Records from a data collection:
*** Begin section ***

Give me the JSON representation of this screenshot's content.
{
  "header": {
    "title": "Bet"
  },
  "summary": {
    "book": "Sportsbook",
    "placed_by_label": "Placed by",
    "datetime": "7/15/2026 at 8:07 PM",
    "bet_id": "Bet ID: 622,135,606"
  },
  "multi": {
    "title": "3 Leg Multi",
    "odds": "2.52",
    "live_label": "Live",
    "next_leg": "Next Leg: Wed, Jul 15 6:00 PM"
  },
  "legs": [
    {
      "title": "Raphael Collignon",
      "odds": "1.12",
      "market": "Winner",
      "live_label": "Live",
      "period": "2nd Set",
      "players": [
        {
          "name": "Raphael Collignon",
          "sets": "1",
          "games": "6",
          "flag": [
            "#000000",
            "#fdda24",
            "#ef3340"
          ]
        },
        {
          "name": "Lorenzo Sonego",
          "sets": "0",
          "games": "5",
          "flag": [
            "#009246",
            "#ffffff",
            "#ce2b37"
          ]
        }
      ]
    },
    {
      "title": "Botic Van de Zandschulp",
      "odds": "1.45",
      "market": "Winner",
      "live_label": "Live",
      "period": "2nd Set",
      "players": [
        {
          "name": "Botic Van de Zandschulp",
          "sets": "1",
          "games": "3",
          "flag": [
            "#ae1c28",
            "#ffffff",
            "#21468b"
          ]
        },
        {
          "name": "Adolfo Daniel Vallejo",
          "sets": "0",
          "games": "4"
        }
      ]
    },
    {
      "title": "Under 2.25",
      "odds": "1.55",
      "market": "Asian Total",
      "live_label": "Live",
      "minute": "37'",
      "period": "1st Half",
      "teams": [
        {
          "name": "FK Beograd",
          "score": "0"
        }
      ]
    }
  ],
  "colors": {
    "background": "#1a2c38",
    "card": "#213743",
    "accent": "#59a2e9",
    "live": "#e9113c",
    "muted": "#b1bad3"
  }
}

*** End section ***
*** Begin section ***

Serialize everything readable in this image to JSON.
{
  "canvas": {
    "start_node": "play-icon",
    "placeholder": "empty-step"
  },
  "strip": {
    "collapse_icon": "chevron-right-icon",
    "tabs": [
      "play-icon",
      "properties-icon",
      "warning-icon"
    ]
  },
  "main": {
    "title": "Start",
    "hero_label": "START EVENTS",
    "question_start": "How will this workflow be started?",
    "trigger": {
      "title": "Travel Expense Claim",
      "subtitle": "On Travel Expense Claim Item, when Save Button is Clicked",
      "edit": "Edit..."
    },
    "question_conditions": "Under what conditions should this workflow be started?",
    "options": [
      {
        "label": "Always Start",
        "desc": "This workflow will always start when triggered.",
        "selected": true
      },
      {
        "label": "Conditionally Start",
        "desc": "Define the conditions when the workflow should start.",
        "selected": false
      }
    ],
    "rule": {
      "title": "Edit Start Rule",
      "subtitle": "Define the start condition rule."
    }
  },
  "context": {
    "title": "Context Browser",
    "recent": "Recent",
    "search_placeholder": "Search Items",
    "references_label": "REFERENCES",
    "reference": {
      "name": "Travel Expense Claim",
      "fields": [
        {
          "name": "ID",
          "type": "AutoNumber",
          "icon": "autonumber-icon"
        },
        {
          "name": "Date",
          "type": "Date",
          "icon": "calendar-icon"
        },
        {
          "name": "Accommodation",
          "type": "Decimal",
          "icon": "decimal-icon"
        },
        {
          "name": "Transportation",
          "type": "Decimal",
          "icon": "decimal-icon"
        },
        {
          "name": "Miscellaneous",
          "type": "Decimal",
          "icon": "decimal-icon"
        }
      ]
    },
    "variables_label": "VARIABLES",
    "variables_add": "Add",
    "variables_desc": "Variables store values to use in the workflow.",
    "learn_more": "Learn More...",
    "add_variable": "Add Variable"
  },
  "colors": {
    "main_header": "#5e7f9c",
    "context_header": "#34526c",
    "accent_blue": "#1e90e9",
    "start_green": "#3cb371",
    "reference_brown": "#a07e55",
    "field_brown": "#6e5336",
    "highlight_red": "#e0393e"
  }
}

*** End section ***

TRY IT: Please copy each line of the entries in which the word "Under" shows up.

WRITTEN SOLUTION:
      "title": "Under 2.25",
    "question_conditions": "Under what conditions should this workflow be started?",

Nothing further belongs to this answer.